Carol Hummel is an artist doing wonderfully creative things with common yarn, such as knitting sweaters for trees. Check out a brief slide show of her tree sweaters and other works here.
Decrepit Old Fool casts a hard eye on the use of the phrase “flip-flopper” to smear various presidential candidates who’ve had the courage to change their positions on the issues, and he proposes a question that each candidate should be asked in the public debates. The question is especially telling given that George W. Bush himself would flunk it.
In a well written, lengthy article, Hume’s Ghost over at The Daily Doubter lays out a very solid case for keeping the estate tax and unmasks the scam reasons Republicans want to abolish it. The article is here.
Over at Field Notes from an Evolutionary Psychologist there are some exciting paintings by the professional artist Cari, along with an excellent, informal interview of Cari. Check out the art and interview here.
How a religion explains the existence of good and evil sometimes reveals more about the religion than nearly anything else. Kay, at Embracing the Mystery, talks about the qualified dualism of the ancient Gnostics here.
Three religions — Hinduism, Buddhism, and Jainism — came together to create the remarkable Cave Temples at Ellora. Nita, who as you might know is a professional journalist, has posted a photo essay of the temples here.
Bill Hulet, at Diary of a Daoist Recluse, has posted what I think is one of the most valuable articles of the week here. The article is on the significance of certain kinds of mystical or spiritual experiences — experiences which have the potential to mislead us if we are not savvy to their real significance.
At Red Ravine, QuoinMonkey has posted an appreciative piece on the poet Galway Kinnell here. As you might know, QuoinMonkey’s insights on writing and poetry consistently rise well above what would pass for a merely acceptable review.

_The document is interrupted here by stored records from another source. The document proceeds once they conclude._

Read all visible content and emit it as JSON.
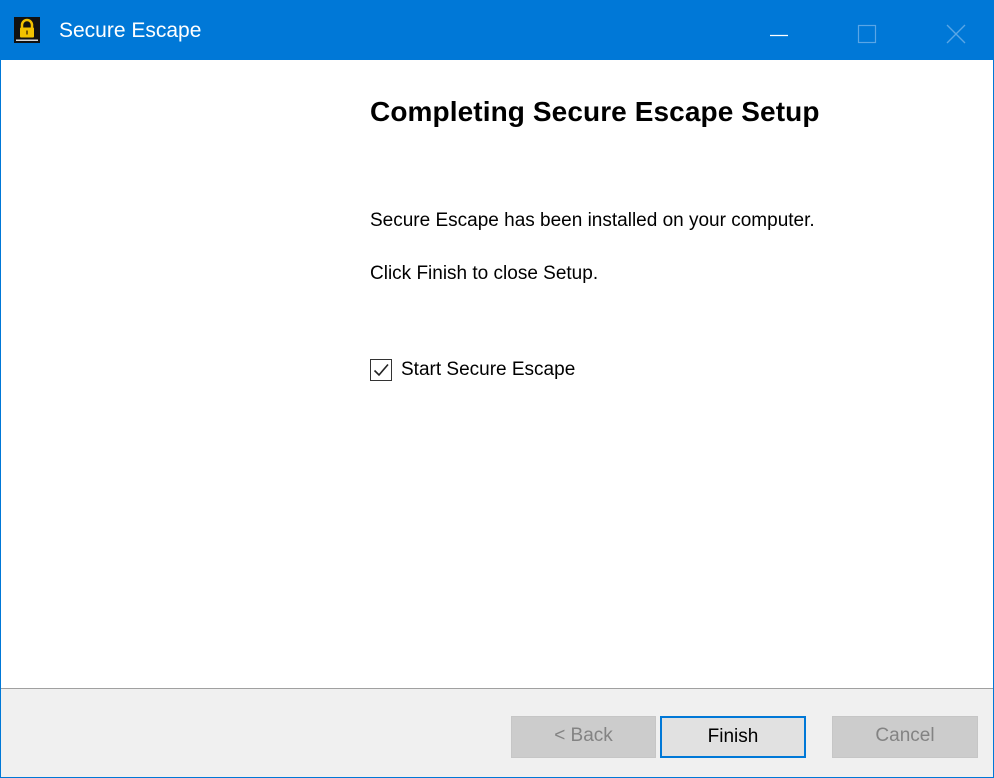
{
  "window": {
    "title": "Secure Escape",
    "icon": "padlock-icon"
  },
  "caption_buttons": {
    "minimize": "minimize-icon",
    "maximize": "maximize-icon",
    "close": "close-icon"
  },
  "main": {
    "heading": "Completing Secure Escape Setup",
    "installed_text": "Secure Escape has been installed on your computer.",
    "finish_text": "Click Finish to close Setup.",
    "start_checkbox": {
      "label": "Start Secure Escape",
      "checked": true
    }
  },
  "footer": {
    "back_label": "< Back",
    "finish_label": "Finish",
    "cancel_label": "Cancel"
  },
  "colors": {
    "accent": "#0078d7",
    "footer_bg": "#f0f0f0",
    "disabled_text": "#838383"
  }
}
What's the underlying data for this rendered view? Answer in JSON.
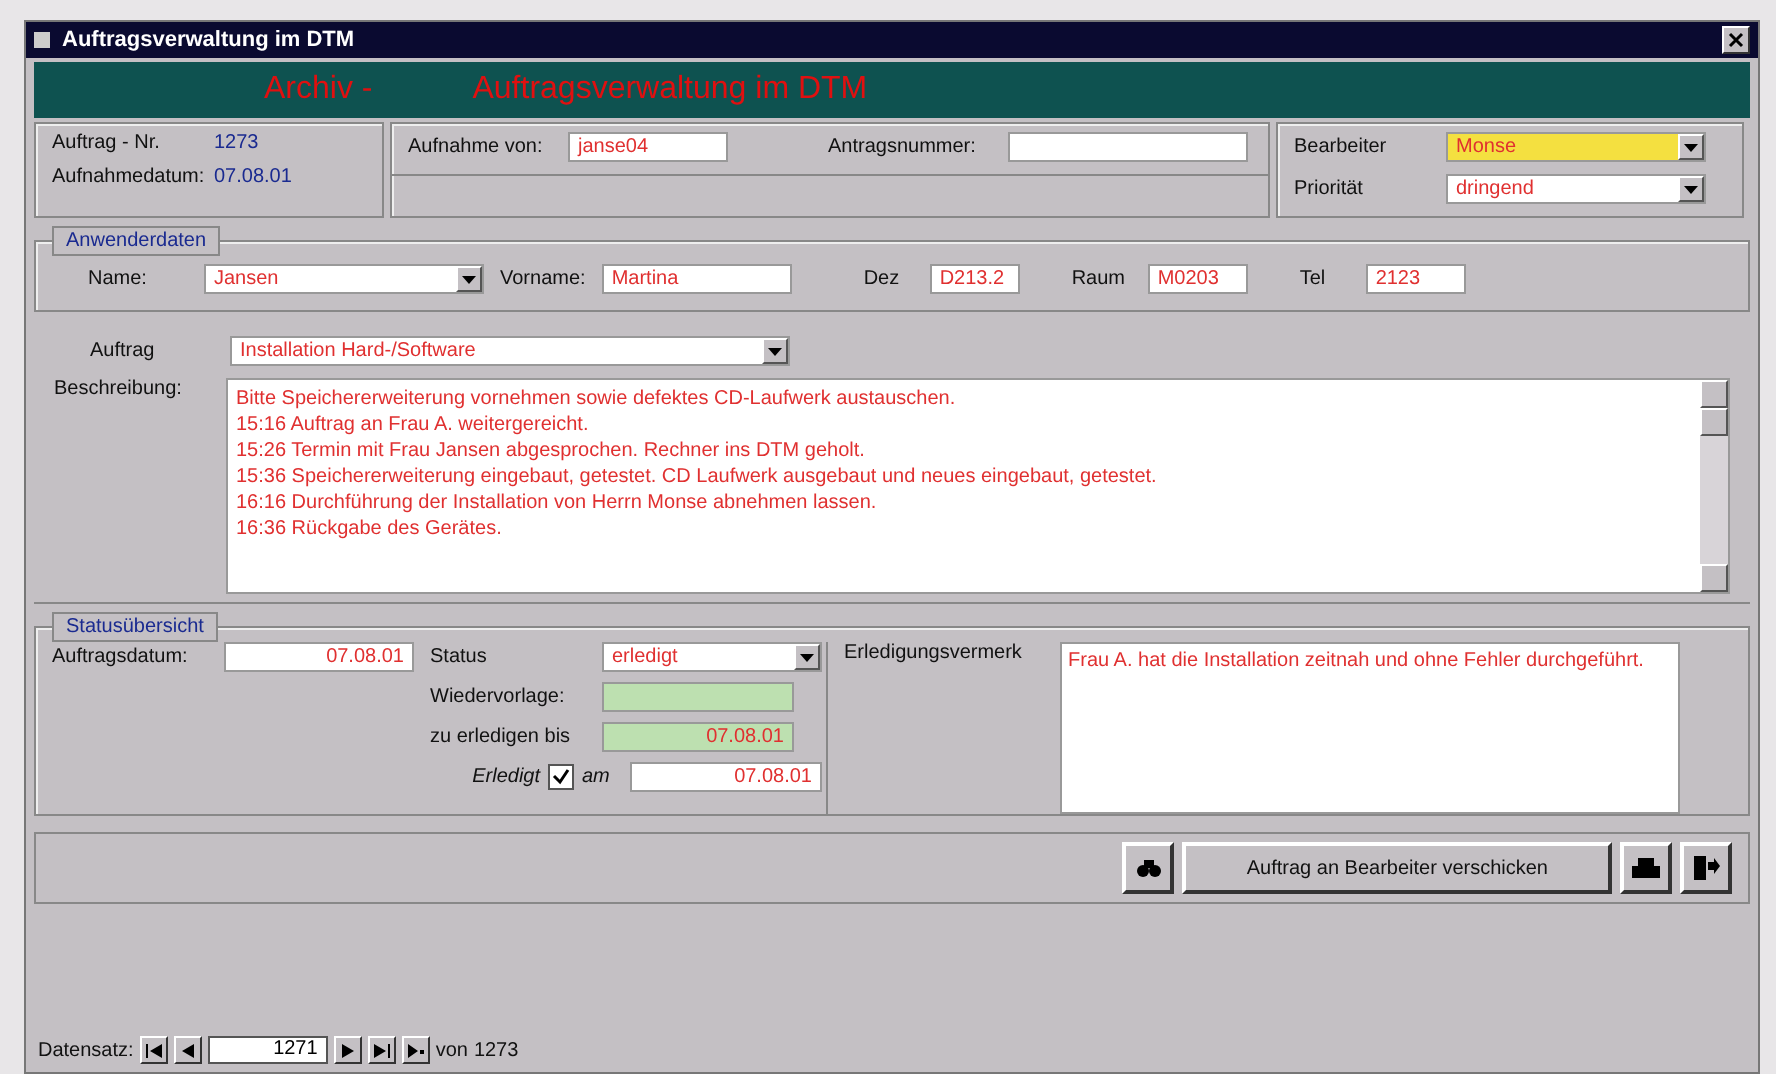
{
  "window": {
    "title": "Auftragsverwaltung im DTM"
  },
  "banner": {
    "prefix": "Archiv -",
    "title": "Auftragsverwaltung im DTM"
  },
  "header": {
    "order_no_label": "Auftrag - Nr.",
    "order_no": "1273",
    "date_label": "Aufnahmedatum:",
    "date": "07.08.01",
    "taken_by_label": "Aufnahme von:",
    "taken_by": "janse04",
    "request_no_label": "Antragsnummer:",
    "editor_label": "Bearbeiter",
    "editor": "Monse",
    "priority_label": "Priorität",
    "priority": "dringend"
  },
  "user_group": {
    "legend": "Anwenderdaten",
    "name_label": "Name:",
    "name": "Jansen",
    "first_name_label": "Vorname:",
    "first_name": "Martina",
    "dez_label": "Dez",
    "dez": "D213.2",
    "room_label": "Raum",
    "room": "M0203",
    "tel_label": "Tel",
    "tel": "2123"
  },
  "order": {
    "label": "Auftrag",
    "value": "Installation Hard-/Software",
    "description_label": "Beschreibung:",
    "description_lines": [
      "Bitte Speichererweiterung vornehmen sowie defektes CD-Laufwerk austauschen.",
      "15:16 Auftrag an Frau A. weitergereicht.",
      "15:26 Termin mit Frau Jansen abgesprochen. Rechner ins DTM geholt.",
      "15:36 Speichererweiterung eingebaut, getestet. CD Laufwerk ausgebaut und neues eingebaut, getestet.",
      "16:16 Durchführung der Installation von Herrn Monse abnehmen lassen.",
      "16:36 Rückgabe des Gerätes."
    ]
  },
  "status_group": {
    "legend": "Statusübersicht",
    "order_date_label": "Auftragsdatum:",
    "order_date": "07.08.01",
    "status_label": "Status",
    "status": "erledigt",
    "resubmit_label": "Wiedervorlage:",
    "due_label": "zu erledigen bis",
    "due": "07.08.01",
    "done_label": "Erledigt",
    "done_checked": true,
    "on_label": "am",
    "done_date": "07.08.01",
    "remark_label": "Erledigungsvermerk",
    "remark": "Frau A. hat die Installation zeitnah und ohne Fehler durchgeführt."
  },
  "actions": {
    "send_button": "Auftrag an Bearbeiter verschicken"
  },
  "navigation": {
    "label": "Datensatz:",
    "record": "1271",
    "of_label": "von",
    "total": "1273"
  }
}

“The Question had not been Raised” is the title of an original work of poetry posted this past week by Poetman at his blog, 1 Poet 4 Man. The poem is an exceptional interplay of word and pictures. At the risk of being self-serving, I’ll mention that Poetman honored Trinifar, Bob Church, and me this week with a post here.
Kevin over at A Thoughtful Mood urges us to set aside a few minutes each day to think of others. Not just think about their needs, but also about what kind of people they are. Simple as it might sound at first, I believe if we actually did that, it would revolutionize the world. Article here.
Will, from Think Buddha, tackles the issue of how Buddhism deals with materialism here, and finds that while most kinds of Buddhism are incompatible with materialism, that is not the case with his own flavor of “Buddhishness”.
It’s long been known that whales evolved from semi-aquatic land mammals. But what did their common ancestor look like? Well, an new fossil discovery in Pakistan reveals all. Check it out here at Carl Zimmer’s blog, The Loom.
One aspect of love that seems to be seldom discussed is the fleeting, unexplored romance — the love that ends before its time. Why is that love so seldom discussed? I can imagine that many — perhaps most — of us have experienced a love that never came to fruition. Perhaps in an effort to get a discussion going, Raatkiranii, at Bazm-e-Tasavurat, asks some insightful and pointed questions about how people handle those all-too-brief loves here.
Nezha at The Scheherazade Project has posted two brief works of prose art here and here. Each is a charming, beautifully written, and creative portrait of a fictional character. This is the first time I’ve seen anyone do something like this on the net.
AOS has done most everyone who likes music a service by rounding up several lists of the top CDs and video’s for the year. He’s done the same with books, too, so scroll down his site to read what the critics think are the best creative works of 2007.